10/02/08 8:44 PM ET
Lou Piniella pregame interview
Manager knows that pitching is key to shutting down hitters
By / MLB.com
LOU PINIELLA: I don't really have an answer for that. Look, in postseason you're going to face good pitching. Every team that goes to postseason, pitchers, they know how to pitch. Usually they throw strikes, and they can make pitches when they have to.
I would think that's probably -- has more to do with it than anything else. I don't see anything else that I can point to.
What has DeRosa meant to your club this year?
LOU PINIELLA: Well, he's been a jack of all trades for us. He's played all over and played well, plus 20 home runs and 87 RBIs is about production. We've hit him basically fifth through actually eighth in the lineup, very occasionally second. But to rest a player in the infield, rest an outfielder, to get the combination of players we want in the lineup, he's done all that and more.
DeRosa just said a minute ago that he thought tonight's game was more or less do or die.
LOU PINIELLA: Oh, I don't look at that. I really don't. I think that it would be a huge advantage for the Dodgers, but do or die? If we lose tonight, well, might as well just stay home and go home and forfeit the game in Los Angeles. I don't see us doing that.
You've got to win three ballgames in these things. Obviously you go down 2-0 the advantage really swings, but not do or die. No, that I don't buy.
A lot of people tag postseason players as big time players or kind of disappearing. One of the raps that Soriano does have is postseason, especially since he's been with the Cubs. Is that an accurate observation?
LOU PINIELLA: I think it's unfair. I mean, look, you can always point the finger wherever you want, but it's a team game. And just because one guy struggles or two guys struggle, other people can pick it up. Obviously you look for your big people to do special things, but I've always been of the school of thought that baseball is an individual game, but boy, I'll tell you what, it's team.
Just because one guy struggles doesn't mean that the team should struggle. Somebody else picks him up.

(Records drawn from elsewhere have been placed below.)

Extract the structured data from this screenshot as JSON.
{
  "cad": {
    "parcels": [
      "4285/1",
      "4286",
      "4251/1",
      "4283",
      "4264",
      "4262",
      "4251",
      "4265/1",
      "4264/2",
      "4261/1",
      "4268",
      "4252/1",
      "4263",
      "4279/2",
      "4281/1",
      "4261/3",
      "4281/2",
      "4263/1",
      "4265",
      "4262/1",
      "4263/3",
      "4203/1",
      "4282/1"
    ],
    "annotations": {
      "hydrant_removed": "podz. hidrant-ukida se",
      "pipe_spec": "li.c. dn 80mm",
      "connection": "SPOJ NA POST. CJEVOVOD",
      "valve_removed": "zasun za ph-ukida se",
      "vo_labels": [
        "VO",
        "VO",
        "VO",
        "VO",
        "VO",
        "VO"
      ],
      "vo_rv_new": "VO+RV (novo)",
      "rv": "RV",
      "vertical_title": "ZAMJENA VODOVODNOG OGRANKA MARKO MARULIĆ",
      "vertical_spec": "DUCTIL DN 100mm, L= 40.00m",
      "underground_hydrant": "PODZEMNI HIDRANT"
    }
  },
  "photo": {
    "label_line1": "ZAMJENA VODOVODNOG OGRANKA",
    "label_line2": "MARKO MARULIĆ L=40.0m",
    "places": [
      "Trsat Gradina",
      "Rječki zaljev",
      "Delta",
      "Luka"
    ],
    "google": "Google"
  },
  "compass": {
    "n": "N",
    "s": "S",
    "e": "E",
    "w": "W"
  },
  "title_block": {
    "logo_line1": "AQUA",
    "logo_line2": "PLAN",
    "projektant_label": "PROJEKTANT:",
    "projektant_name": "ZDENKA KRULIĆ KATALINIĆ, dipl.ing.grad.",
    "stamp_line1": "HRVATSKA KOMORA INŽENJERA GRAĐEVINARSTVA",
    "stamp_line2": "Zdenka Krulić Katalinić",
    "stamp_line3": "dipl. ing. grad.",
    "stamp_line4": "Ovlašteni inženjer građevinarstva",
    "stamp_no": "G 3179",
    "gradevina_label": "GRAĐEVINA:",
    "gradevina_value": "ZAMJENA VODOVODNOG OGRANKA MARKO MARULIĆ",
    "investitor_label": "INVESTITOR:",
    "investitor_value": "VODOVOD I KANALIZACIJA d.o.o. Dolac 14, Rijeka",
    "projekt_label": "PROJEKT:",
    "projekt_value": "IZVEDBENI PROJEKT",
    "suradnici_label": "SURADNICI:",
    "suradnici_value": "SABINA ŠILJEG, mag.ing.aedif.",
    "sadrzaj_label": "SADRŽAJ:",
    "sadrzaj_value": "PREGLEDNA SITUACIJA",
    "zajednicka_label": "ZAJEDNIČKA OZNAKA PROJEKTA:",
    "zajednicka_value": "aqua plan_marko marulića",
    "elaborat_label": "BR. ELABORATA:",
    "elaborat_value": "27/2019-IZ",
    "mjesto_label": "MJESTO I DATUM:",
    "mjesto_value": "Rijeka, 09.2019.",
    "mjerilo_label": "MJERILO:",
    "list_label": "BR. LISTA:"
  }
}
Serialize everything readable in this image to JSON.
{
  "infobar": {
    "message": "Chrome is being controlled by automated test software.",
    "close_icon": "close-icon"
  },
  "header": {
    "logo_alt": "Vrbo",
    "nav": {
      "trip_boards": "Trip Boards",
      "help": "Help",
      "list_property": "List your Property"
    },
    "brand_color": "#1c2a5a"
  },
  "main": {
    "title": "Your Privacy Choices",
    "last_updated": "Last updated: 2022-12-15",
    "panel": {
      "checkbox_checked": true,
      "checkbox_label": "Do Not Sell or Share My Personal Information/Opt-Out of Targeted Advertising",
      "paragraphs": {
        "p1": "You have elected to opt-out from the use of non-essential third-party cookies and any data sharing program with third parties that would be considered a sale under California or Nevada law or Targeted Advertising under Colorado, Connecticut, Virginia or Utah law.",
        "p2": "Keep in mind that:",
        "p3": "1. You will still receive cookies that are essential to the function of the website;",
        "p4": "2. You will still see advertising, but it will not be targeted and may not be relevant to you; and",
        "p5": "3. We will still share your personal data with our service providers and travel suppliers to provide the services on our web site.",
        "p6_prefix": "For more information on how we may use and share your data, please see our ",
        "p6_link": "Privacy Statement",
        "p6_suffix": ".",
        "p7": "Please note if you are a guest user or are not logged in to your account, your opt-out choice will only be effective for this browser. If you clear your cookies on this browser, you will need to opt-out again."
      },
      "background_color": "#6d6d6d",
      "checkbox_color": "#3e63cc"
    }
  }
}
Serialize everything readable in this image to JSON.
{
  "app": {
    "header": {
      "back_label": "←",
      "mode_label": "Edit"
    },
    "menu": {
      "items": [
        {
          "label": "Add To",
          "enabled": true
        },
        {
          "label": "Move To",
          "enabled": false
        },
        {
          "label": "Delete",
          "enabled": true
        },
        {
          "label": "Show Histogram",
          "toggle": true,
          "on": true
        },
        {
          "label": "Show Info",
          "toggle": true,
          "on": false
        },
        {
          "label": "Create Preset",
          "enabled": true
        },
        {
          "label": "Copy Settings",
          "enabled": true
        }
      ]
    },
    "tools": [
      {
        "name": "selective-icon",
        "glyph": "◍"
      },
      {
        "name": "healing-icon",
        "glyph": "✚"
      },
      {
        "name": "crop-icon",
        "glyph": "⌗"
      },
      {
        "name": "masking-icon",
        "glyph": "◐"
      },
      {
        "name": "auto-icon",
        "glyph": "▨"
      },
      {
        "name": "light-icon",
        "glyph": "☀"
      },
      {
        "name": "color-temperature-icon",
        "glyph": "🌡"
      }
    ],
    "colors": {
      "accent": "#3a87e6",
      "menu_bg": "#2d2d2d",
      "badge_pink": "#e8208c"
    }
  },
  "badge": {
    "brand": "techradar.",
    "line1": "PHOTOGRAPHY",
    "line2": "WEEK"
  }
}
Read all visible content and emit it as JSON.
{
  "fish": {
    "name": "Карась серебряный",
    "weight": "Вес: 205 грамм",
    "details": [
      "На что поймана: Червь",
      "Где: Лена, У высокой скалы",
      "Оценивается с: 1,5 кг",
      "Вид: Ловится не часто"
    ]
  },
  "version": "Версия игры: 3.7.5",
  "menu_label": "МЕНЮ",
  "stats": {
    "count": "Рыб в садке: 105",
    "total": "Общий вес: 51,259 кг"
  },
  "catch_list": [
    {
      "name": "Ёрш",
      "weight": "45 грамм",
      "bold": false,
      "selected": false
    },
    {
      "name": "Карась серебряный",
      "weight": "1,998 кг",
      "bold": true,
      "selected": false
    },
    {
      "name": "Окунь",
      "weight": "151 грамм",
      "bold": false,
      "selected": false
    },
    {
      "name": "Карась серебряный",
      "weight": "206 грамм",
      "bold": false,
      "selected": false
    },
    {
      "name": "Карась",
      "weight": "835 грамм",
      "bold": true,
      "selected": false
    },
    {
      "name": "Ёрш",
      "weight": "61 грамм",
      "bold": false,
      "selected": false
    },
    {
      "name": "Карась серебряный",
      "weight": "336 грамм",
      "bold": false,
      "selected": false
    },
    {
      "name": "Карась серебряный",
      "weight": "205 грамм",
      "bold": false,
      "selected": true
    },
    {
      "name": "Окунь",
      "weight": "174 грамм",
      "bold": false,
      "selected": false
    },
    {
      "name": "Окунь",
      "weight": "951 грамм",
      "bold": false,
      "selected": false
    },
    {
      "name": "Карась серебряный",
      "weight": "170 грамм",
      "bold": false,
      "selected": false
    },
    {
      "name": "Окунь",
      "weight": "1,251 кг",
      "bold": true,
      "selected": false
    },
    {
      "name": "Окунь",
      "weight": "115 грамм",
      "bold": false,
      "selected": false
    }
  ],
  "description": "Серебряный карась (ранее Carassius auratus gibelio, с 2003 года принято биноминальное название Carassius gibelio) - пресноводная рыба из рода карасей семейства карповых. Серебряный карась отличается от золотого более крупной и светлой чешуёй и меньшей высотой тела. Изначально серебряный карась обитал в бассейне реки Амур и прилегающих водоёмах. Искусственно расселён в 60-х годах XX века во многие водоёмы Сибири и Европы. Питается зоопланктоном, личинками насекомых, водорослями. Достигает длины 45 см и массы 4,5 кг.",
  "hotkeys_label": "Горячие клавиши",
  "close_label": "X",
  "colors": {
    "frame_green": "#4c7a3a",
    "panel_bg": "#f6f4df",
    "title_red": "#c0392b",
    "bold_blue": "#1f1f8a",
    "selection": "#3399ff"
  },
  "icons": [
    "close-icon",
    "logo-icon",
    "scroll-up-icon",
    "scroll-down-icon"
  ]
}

You know, the lead off hitter sets the tone in a way for an offense, and when Soriano hits the ball well and has good offensive games, our club responds. But to say that if he doesn't do it that we shouldn't score runs, that's not true.
How hard is it to keep Mike Fontenot out of the lineup as well as he's swung the bat lately?
LOU PINIELLA: That's a good question. He has swung the bat well lately. You know, we need a bat coming off the bench, too. He's been our best bat coming off the bench. At the same time, with as cool a weather we've been a little hesitant with DeRosa putting him in the outfield and running bigger distances. But it's a good, legitimate question. I can inject him in the lineup just as easily as not, believe me.
What do you think of these 8:30 starts? It seems like everyone is ready to go at 7 here and you've got to wait an extra hour and a half. Does that have any effect?
LOU PINIELLA: You know, I don't know. Look, if anything, we should have played at 8:30 last night and 5:30 today. It made more sense going out to the west coast. But we had to consult a sleep doctor.
What did he say?
LOU PINIELLA: He said that we should stay overnight tonight instead of travel after the ballgame and leave tomorrow so that everybody can get their full balance of sleep as opposed to sleeping all day tomorrow and not being able to sleep the night after. We'll see if he's right or not after the third game in Los Angeles (laughter).
Was the pizza good?
LOU PINIELLA: The pizza is really good, yeah. I'd like to come in second and taste it tonight, though.
Courtesy of FastScripts by ASAP Sports.
This story was not subject to the approval of Major League Baseball or its clubs.